>>

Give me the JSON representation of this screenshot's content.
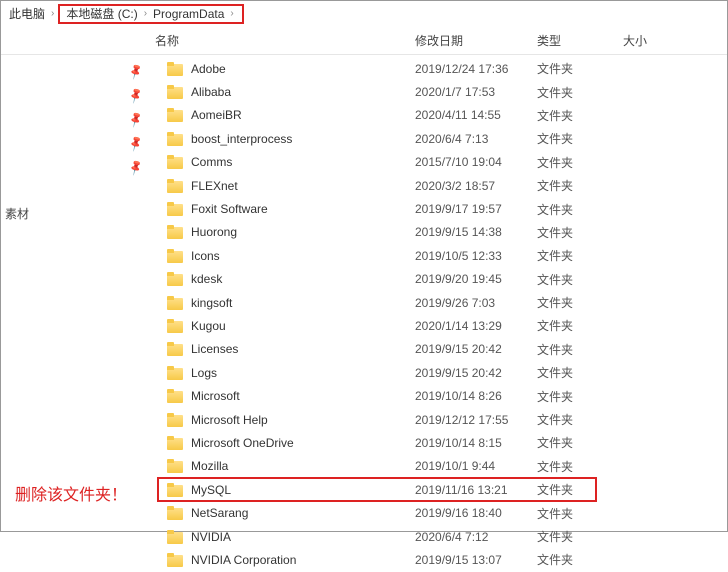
{
  "breadcrumb": {
    "root": "此电脑",
    "seg1": "本地磁盘 (C:)",
    "seg2": "ProgramData"
  },
  "columns": {
    "name": "名称",
    "date": "修改日期",
    "type": "类型",
    "size": "大小"
  },
  "quick_access": {
    "item1": "素材"
  },
  "folder_type": "文件夹",
  "folders": [
    {
      "name": "Adobe",
      "date": "2019/12/24 17:36"
    },
    {
      "name": "Alibaba",
      "date": "2020/1/7 17:53"
    },
    {
      "name": "AomeiBR",
      "date": "2020/4/11 14:55"
    },
    {
      "name": "boost_interprocess",
      "date": "2020/6/4 7:13"
    },
    {
      "name": "Comms",
      "date": "2015/7/10 19:04"
    },
    {
      "name": "FLEXnet",
      "date": "2020/3/2 18:57"
    },
    {
      "name": "Foxit Software",
      "date": "2019/9/17 19:57"
    },
    {
      "name": "Huorong",
      "date": "2019/9/15 14:38"
    },
    {
      "name": "Icons",
      "date": "2019/10/5 12:33"
    },
    {
      "name": "kdesk",
      "date": "2019/9/20 19:45"
    },
    {
      "name": "kingsoft",
      "date": "2019/9/26 7:03"
    },
    {
      "name": "Kugou",
      "date": "2020/1/14 13:29"
    },
    {
      "name": "Licenses",
      "date": "2019/9/15 20:42"
    },
    {
      "name": "Logs",
      "date": "2019/9/15 20:42"
    },
    {
      "name": "Microsoft",
      "date": "2019/10/14 8:26"
    },
    {
      "name": "Microsoft Help",
      "date": "2019/12/12 17:55"
    },
    {
      "name": "Microsoft OneDrive",
      "date": "2019/10/14 8:15"
    },
    {
      "name": "Mozilla",
      "date": "2019/10/1 9:44"
    },
    {
      "name": "MySQL",
      "date": "2019/11/16 13:21"
    },
    {
      "name": "NetSarang",
      "date": "2019/9/16 18:40"
    },
    {
      "name": "NVIDIA",
      "date": "2020/6/4 7:12"
    },
    {
      "name": "NVIDIA Corporation",
      "date": "2019/9/15 13:07"
    }
  ],
  "annotation": "删除该文件夹！",
  "colors": {
    "accent_red": "#d22",
    "folder_yellow": "#f7c948"
  }
}
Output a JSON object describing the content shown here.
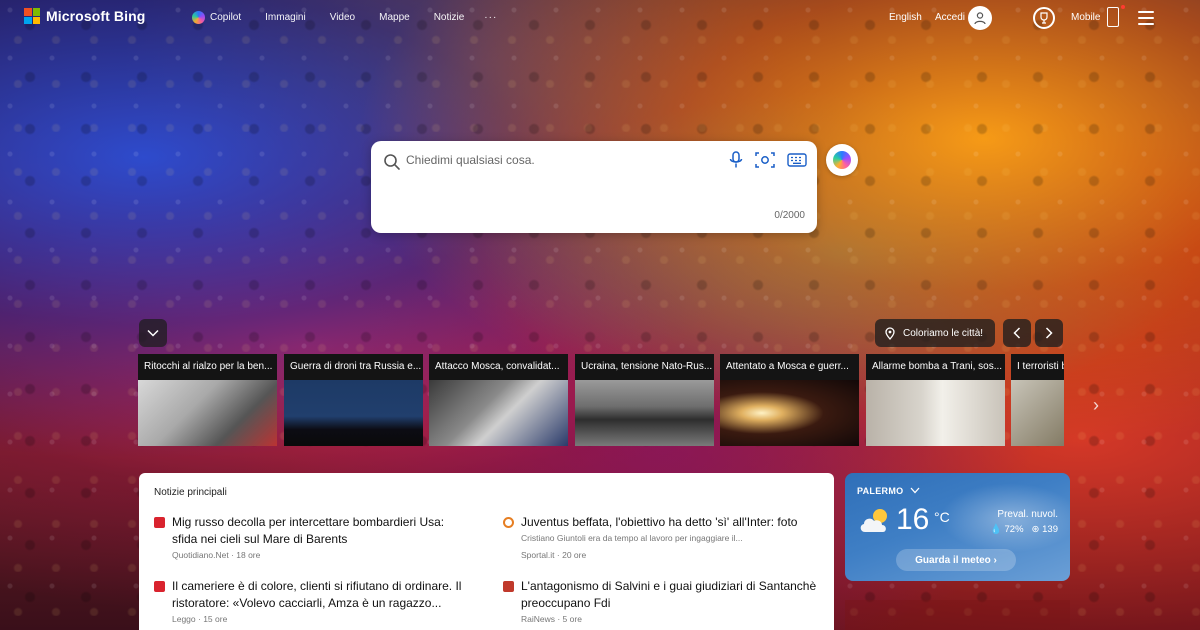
{
  "brand": {
    "logo_text": "Microsoft Bing",
    "colors": [
      "#f25022",
      "#7fba00",
      "#00a4ef",
      "#ffb900"
    ]
  },
  "nav": [
    {
      "label": "Copilot",
      "icon": "copilot-icon"
    },
    {
      "label": "Immagini"
    },
    {
      "label": "Video"
    },
    {
      "label": "Mappe"
    },
    {
      "label": "Notizie"
    },
    {
      "label": "···"
    }
  ],
  "header": {
    "language": "English",
    "signin": "Accedi",
    "mobile": "Mobile"
  },
  "search": {
    "placeholder": "Chiedimi qualsiasi cosa.",
    "counter": "0/2000"
  },
  "carousel": {
    "colour_label": "Coloriamo le città!",
    "cards": [
      {
        "title": "Ritocchi al rialzo per la ben...",
        "img": "linear-gradient(135deg,#d8d8d8 0%,#a9a9a9 40%,#555 70%,#b33 100%)"
      },
      {
        "title": "Guerra di droni tra Russia e...",
        "img": "linear-gradient(180deg,#1d3a66 0%,#213f6d 55%,#0c0c14 75%,#0a0a0a 100%)"
      },
      {
        "title": "Attacco Mosca, convalidat...",
        "img": "linear-gradient(135deg,#3a3a3a 0%,#8a8a8a 40%,#cfcfcf 55%,#2a3a6a 100%)"
      },
      {
        "title": "Ucraina, tensione Nato-Rus...",
        "img": "linear-gradient(180deg,#9a9a9a 0%,#6e6e6e 40%,#2e2e2e 60%,#7a7a7a 100%)"
      },
      {
        "title": "Attentato a Mosca e guerr...",
        "img": "radial-gradient(ellipse at 30% 50%,#fff2c4 0%,#e0b060 15%,#3a1a10 45%,#120808 100%)"
      },
      {
        "title": "Allarme bomba a Trani, sos...",
        "img": "linear-gradient(90deg,#b9b2a8 0%,#d8d4cc 40%,#f2f0ea 55%,#c9c3b9 100%)"
      },
      {
        "title": "I terroristi bloccati",
        "img": "linear-gradient(135deg,#c8c4b8 0%,#8d8570 50%,#4a4438 100%)"
      }
    ]
  },
  "news": {
    "heading": "Notizie principali",
    "items": [
      {
        "title": "Mig russo decolla per intercettare bombardieri Usa: sfida nei cieli sul Mare di Barents",
        "meta": "Quotidiano.Net · 18 ore",
        "icon_color": "#d9232e"
      },
      {
        "title": "Juventus beffata, l'obiettivo ha detto 'sì' all'Inter: foto",
        "meta": "Cristiano Giuntoli era da tempo al lavoro per ingaggiare il...",
        "meta2": "Sportal.it · 20 ore",
        "icon_color": "#e67e22"
      },
      {
        "title": "Il cameriere è di colore, clienti si rifiutano di ordinare. Il ristoratore: «Volevo cacciarli, Amza è un ragazzo...",
        "meta": "Leggo · 15 ore",
        "icon_color": "#d9232e"
      },
      {
        "title": "L'antagonismo di Salvini e i guai giudiziari di Santanchè preoccupano Fdi",
        "meta": "RaiNews · 5 ore",
        "icon_color": "#c0392b"
      }
    ]
  },
  "weather": {
    "city": "PALERMO",
    "temp": "16",
    "unit": "°C",
    "desc": "Preval. nuvol.",
    "humidity": "72%",
    "aqi": "139",
    "button": "Guarda il meteo"
  }
}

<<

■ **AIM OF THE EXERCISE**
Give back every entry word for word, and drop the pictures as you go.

■ **RESPONSE BOX**
Give me the JSON representation of this screenshot's content.
{
  "breadcrumb": {
    "root": "此电脑",
    "seg1": "本地磁盘 (C:)",
    "seg2": "ProgramData"
  },
  "columns": {
    "name": "名称",
    "date": "修改日期",
    "type": "类型",
    "size": "大小"
  },
  "quick_access": {
    "item1": "素材"
  },
  "folder_type": "文件夹",
  "folders": [
    {
      "name": "Adobe",
      "date": "2019/12/24 17:36"
    },
    {
      "name": "Alibaba",
      "date": "2020/1/7 17:53"
    },
    {
      "name": "AomeiBR",
      "date": "2020/4/11 14:55"
    },
    {
      "name": "boost_interprocess",
      "date": "2020/6/4 7:13"
    },
    {
      "name": "Comms",
      "date": "2015/7/10 19:04"
    },
    {
      "name": "FLEXnet",
      "date": "2020/3/2 18:57"
    },
    {
      "name": "Foxit Software",
      "date": "2019/9/17 19:57"
    },
    {
      "name": "Huorong",
      "date": "2019/9/15 14:38"
    },
    {
      "name": "Icons",
      "date": "2019/10/5 12:33"
    },
    {
      "name": "kdesk",
      "date": "2019/9/20 19:45"
    },
    {
      "name": "kingsoft",
      "date": "2019/9/26 7:03"
    },
    {
      "name": "Kugou",
      "date": "2020/1/14 13:29"
    },
    {
      "name": "Licenses",
      "date": "2019/9/15 20:42"
    },
    {
      "name": "Logs",
      "date": "2019/9/15 20:42"
    },
    {
      "name": "Microsoft",
      "date": "2019/10/14 8:26"
    },
    {
      "name": "Microsoft Help",
      "date": "2019/12/12 17:55"
    },
    {
      "name": "Microsoft OneDrive",
      "date": "2019/10/14 8:15"
    },
    {
      "name": "Mozilla",
      "date": "2019/10/1 9:44"
    },
    {
      "name": "MySQL",
      "date": "2019/11/16 13:21"
    },
    {
      "name": "NetSarang",
      "date": "2019/9/16 18:40"
    },
    {
      "name": "NVIDIA",
      "date": "2020/6/4 7:12"
    },
    {
      "name": "NVIDIA Corporation",
      "date": "2019/9/15 13:07"
    }
  ],
  "annotation": "删除该文件夹！",
  "colors": {
    "accent_red": "#d22",
    "folder_yellow": "#f7c948"
  }
}
Output a JSON object describing the content shown here.
{
  "brand": {
    "logo_text": "Microsoft Bing",
    "colors": [
      "#f25022",
      "#7fba00",
      "#00a4ef",
      "#ffb900"
    ]
  },
  "nav": [
    {
      "label": "Copilot",
      "icon": "copilot-icon"
    },
    {
      "label": "Immagini"
    },
    {
      "label": "Video"
    },
    {
      "label": "Mappe"
    },
    {
      "label": "Notizie"
    },
    {
      "label": "···"
    }
  ],
  "header": {
    "language": "English",
    "signin": "Accedi",
    "mobile": "Mobile"
  },
  "search": {
    "placeholder": "Chiedimi qualsiasi cosa.",
    "counter": "0/2000"
  },
  "carousel": {
    "colour_label": "Coloriamo le città!",
    "cards": [
      {
        "title": "Ritocchi al rialzo per la ben...",
        "img": "linear-gradient(135deg,#d8d8d8 0%,#a9a9a9 40%,#555 70%,#b33 100%)"
      },
      {
        "title": "Guerra di droni tra Russia e...",
        "img": "linear-gradient(180deg,#1d3a66 0%,#213f6d 55%,#0c0c14 75%,#0a0a0a 100%)"
      },
      {
        "title": "Attacco Mosca, convalidat...",
        "img": "linear-gradient(135deg,#3a3a3a 0%,#8a8a8a 40%,#cfcfcf 55%,#2a3a6a 100%)"
      },
      {
        "title": "Ucraina, tensione Nato-Rus...",
        "img": "linear-gradient(180deg,#9a9a9a 0%,#6e6e6e 40%,#2e2e2e 60%,#7a7a7a 100%)"
      },
      {
        "title": "Attentato a Mosca e guerr...",
        "img": "radial-gradient(ellipse at 30% 50%,#fff2c4 0%,#e0b060 15%,#3a1a10 45%,#120808 100%)"
      },
      {
        "title": "Allarme bomba a Trani, sos...",
        "img": "linear-gradient(90deg,#b9b2a8 0%,#d8d4cc 40%,#f2f0ea 55%,#c9c3b9 100%)"
      },
      {
        "title": "I terroristi bloccati",
        "img": "linear-gradient(135deg,#c8c4b8 0%,#8d8570 50%,#4a4438 100%)"
      }
    ]
  },
  "news": {
    "heading": "Notizie principali",
    "items": [
      {
        "title": "Mig russo decolla per intercettare bombardieri Usa: sfida nei cieli sul Mare di Barents",
        "meta": "Quotidiano.Net · 18 ore",
        "icon_color": "#d9232e"
      },
      {
        "title": "Juventus beffata, l'obiettivo ha detto 'sì' all'Inter: foto",
        "meta": "Cristiano Giuntoli era da tempo al lavoro per ingaggiare il...",
        "meta2": "Sportal.it · 20 ore",
        "icon_color": "#e67e22"
      },
      {
        "title": "Il cameriere è di colore, clienti si rifiutano di ordinare. Il ristoratore: «Volevo cacciarli, Amza è un ragazzo...",
        "meta": "Leggo · 15 ore",
        "icon_color": "#d9232e"
      },
      {
        "title": "L'antagonismo di Salvini e i guai giudiziari di Santanchè preoccupano Fdi",
        "meta": "RaiNews · 5 ore",
        "icon_color": "#c0392b"
      }
    ]
  },
  "weather": {
    "city": "PALERMO",
    "temp": "16",
    "unit": "°C",
    "desc": "Preval. nuvol.",
    "humidity": "72%",
    "aqi": "139",
    "button": "Guarda il meteo"
  }
}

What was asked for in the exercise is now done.